> YOUR TASK: Every record must be copied exactly, from first line to last.
***** MATERIAL FOR THIS EXERCISE *****
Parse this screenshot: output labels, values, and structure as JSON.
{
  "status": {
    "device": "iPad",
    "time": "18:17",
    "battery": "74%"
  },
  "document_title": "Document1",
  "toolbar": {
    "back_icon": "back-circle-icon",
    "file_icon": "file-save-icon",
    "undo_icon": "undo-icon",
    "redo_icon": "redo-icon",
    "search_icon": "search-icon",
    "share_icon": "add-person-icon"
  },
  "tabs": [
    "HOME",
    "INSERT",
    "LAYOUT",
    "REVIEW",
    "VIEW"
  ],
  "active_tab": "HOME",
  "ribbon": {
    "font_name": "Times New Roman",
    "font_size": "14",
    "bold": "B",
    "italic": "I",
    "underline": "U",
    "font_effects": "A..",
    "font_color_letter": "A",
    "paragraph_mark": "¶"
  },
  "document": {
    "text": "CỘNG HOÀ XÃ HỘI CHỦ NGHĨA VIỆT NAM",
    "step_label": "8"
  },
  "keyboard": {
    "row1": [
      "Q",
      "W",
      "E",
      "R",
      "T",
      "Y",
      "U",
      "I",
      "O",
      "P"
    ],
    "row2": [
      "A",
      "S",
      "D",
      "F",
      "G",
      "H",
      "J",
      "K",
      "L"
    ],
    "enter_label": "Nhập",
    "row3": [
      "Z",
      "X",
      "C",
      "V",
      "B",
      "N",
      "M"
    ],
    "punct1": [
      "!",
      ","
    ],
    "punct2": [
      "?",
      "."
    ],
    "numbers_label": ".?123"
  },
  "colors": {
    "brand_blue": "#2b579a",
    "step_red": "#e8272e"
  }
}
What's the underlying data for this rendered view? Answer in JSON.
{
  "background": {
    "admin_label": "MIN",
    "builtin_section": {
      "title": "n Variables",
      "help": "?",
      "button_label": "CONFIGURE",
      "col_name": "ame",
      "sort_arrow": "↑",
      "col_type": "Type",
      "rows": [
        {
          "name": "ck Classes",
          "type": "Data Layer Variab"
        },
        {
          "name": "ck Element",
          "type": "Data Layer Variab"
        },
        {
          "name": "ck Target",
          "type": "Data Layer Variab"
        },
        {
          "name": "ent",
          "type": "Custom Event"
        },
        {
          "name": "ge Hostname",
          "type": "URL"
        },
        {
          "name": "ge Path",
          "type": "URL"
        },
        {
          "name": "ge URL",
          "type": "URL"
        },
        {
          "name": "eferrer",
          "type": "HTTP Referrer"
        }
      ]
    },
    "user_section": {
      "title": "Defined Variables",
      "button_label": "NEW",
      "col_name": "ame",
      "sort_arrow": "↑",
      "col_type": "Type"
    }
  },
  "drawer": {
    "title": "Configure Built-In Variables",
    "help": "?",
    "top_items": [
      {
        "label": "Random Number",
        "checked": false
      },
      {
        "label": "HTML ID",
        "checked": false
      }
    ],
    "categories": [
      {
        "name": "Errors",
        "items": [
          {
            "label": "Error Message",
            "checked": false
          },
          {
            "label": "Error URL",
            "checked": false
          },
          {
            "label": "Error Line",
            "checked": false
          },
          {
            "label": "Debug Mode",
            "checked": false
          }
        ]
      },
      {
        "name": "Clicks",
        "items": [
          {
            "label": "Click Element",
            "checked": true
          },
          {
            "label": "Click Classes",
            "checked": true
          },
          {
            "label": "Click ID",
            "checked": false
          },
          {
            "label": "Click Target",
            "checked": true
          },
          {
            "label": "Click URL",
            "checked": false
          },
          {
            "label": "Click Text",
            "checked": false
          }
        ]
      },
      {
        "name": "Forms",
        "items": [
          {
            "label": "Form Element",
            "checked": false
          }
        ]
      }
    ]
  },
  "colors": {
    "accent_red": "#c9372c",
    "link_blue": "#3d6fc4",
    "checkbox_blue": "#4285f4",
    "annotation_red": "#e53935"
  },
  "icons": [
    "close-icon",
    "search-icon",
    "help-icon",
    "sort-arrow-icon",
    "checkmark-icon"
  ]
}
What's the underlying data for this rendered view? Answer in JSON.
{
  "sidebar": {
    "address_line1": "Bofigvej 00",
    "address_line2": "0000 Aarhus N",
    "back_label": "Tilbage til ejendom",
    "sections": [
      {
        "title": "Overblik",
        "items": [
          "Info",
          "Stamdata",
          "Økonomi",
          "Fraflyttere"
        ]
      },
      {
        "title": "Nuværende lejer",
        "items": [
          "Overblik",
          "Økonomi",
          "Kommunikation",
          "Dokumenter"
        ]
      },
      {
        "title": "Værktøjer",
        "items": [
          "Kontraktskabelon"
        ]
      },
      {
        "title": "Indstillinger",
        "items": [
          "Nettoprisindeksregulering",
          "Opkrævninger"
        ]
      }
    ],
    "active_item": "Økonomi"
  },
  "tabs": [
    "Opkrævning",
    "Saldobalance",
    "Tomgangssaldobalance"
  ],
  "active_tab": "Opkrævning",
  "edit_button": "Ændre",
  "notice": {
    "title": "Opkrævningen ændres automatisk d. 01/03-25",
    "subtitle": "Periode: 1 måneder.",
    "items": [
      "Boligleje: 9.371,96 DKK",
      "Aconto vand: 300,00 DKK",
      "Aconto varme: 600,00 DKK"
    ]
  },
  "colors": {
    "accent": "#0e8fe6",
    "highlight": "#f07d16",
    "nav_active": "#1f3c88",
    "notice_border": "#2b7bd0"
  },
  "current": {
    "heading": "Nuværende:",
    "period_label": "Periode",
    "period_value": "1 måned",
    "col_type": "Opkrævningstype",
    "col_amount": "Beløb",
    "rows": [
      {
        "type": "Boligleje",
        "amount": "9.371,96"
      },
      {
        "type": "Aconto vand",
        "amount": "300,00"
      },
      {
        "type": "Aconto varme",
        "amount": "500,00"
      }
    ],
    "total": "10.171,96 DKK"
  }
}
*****
> SOLUTION BELOW:
Parse this screenshot: output labels, values, and structure as JSON.
{
  "status": {
    "device": "iPad",
    "time": "18:17",
    "battery": "74%"
  },
  "document_title": "Document1",
  "toolbar": {
    "back_icon": "back-circle-icon",
    "file_icon": "file-save-icon",
    "undo_icon": "undo-icon",
    "redo_icon": "redo-icon",
    "search_icon": "search-icon",
    "share_icon": "add-person-icon"
  },
  "tabs": [
    "HOME",
    "INSERT",
    "LAYOUT",
    "REVIEW",
    "VIEW"
  ],
  "active_tab": "HOME",
  "ribbon": {
    "font_name": "Times New Roman",
    "font_size": "14",
    "bold": "B",
    "italic": "I",
    "underline": "U",
    "font_effects": "A..",
    "font_color_letter": "A",
    "paragraph_mark": "¶"
  },
  "document": {
    "text": "CỘNG HOÀ XÃ HỘI CHỦ NGHĨA VIỆT NAM",
    "step_label": "8"
  },
  "keyboard": {
    "row1": [
      "Q",
      "W",
      "E",
      "R",
      "T",
      "Y",
      "U",
      "I",
      "O",
      "P"
    ],
    "row2": [
      "A",
      "S",
      "D",
      "F",
      "G",
      "H",
      "J",
      "K",
      "L"
    ],
    "enter_label": "Nhập",
    "row3": [
      "Z",
      "X",
      "C",
      "V",
      "B",
      "N",
      "M"
    ],
    "punct1": [
      "!",
      ","
    ],
    "punct2": [
      "?",
      "."
    ],
    "numbers_label": ".?123"
  },
  "colors": {
    "brand_blue": "#2b579a",
    "step_red": "#e8272e"
  }
}
What's the underlying data for this rendered view? Answer in JSON.
{
  "background": {
    "admin_label": "MIN",
    "builtin_section": {
      "title": "n Variables",
      "help": "?",
      "button_label": "CONFIGURE",
      "col_name": "ame",
      "sort_arrow": "↑",
      "col_type": "Type",
      "rows": [
        {
          "name": "ck Classes",
          "type": "Data Layer Variab"
        },
        {
          "name": "ck Element",
          "type": "Data Layer Variab"
        },
        {
          "name": "ck Target",
          "type": "Data Layer Variab"
        },
        {
          "name": "ent",
          "type": "Custom Event"
        },
        {
          "name": "ge Hostname",
          "type": "URL"
        },
        {
          "name": "ge Path",
          "type": "URL"
        },
        {
          "name": "ge URL",
          "type": "URL"
        },
        {
          "name": "eferrer",
          "type": "HTTP Referrer"
        }
      ]
    },
    "user_section": {
      "title": "Defined Variables",
      "button_label": "NEW",
      "col_name": "ame",
      "sort_arrow": "↑",
      "col_type": "Type"
    }
  },
  "drawer": {
    "title": "Configure Built-In Variables",
    "help": "?",
    "top_items": [
      {
        "label": "Random Number",
        "checked": false
      },
      {
        "label": "HTML ID",
        "checked": false
      }
    ],
    "categories": [
      {
        "name": "Errors",
        "items": [
          {
            "label": "Error Message",
            "checked": false
          },
          {
            "label": "Error URL",
            "checked": false
          },
          {
            "label": "Error Line",
            "checked": false
          },
          {
            "label": "Debug Mode",
            "checked": false
          }
        ]
      },
      {
        "name": "Clicks",
        "items": [
          {
            "label": "Click Element",
            "checked": true
          },
          {
            "label": "Click Classes",
            "checked": true
          },
          {
            "label": "Click ID",
            "checked": false
          },
          {
            "label": "Click Target",
            "checked": true
          },
          {
            "label": "Click URL",
            "checked": false
          },
          {
            "label": "Click Text",
            "checked": false
          }
        ]
      },
      {
        "name": "Forms",
        "items": [
          {
            "label": "Form Element",
            "checked": false
          }
        ]
      }
    ]
  },
  "colors": {
    "accent_red": "#c9372c",
    "link_blue": "#3d6fc4",
    "checkbox_blue": "#4285f4",
    "annotation_red": "#e53935"
  },
  "icons": [
    "close-icon",
    "search-icon",
    "help-icon",
    "sort-arrow-icon",
    "checkmark-icon"
  ]
}
What's the underlying data for this rendered view? Answer in JSON.
{
  "sidebar": {
    "address_line1": "Bofigvej 00",
    "address_line2": "0000 Aarhus N",
    "back_label": "Tilbage til ejendom",
    "sections": [
      {
        "title": "Overblik",
        "items": [
          "Info",
          "Stamdata",
          "Økonomi",
          "Fraflyttere"
        ]
      },
      {
        "title": "Nuværende lejer",
        "items": [
          "Overblik",
          "Økonomi",
          "Kommunikation",
          "Dokumenter"
        ]
      },
      {
        "title": "Værktøjer",
        "items": [
          "Kontraktskabelon"
        ]
      },
      {
        "title": "Indstillinger",
        "items": [
          "Nettoprisindeksregulering",
          "Opkrævninger"
        ]
      }
    ],
    "active_item": "Økonomi"
  },
  "tabs": [
    "Opkrævning",
    "Saldobalance",
    "Tomgangssaldobalance"
  ],
  "active_tab": "Opkrævning",
  "edit_button": "Ændre",
  "notice": {
    "title": "Opkrævningen ændres automatisk d. 01/03-25",
    "subtitle": "Periode: 1 måneder.",
    "items": [
      "Boligleje: 9.371,96 DKK",
      "Aconto vand: 300,00 DKK",
      "Aconto varme: 600,00 DKK"
    ]
  },
  "colors": {
    "accent": "#0e8fe6",
    "highlight": "#f07d16",
    "nav_active": "#1f3c88",
    "notice_border": "#2b7bd0"
  },
  "current": {
    "heading": "Nuværende:",
    "period_label": "Periode",
    "period_value": "1 måned",
    "col_type": "Opkrævningstype",
    "col_amount": "Beløb",
    "rows": [
      {
        "type": "Boligleje",
        "amount": "9.371,96"
      },
      {
        "type": "Aconto vand",
        "amount": "300,00"
      },
      {
        "type": "Aconto varme",
        "amount": "500,00"
      }
    ],
    "total": "10.171,96 DKK"
  }
}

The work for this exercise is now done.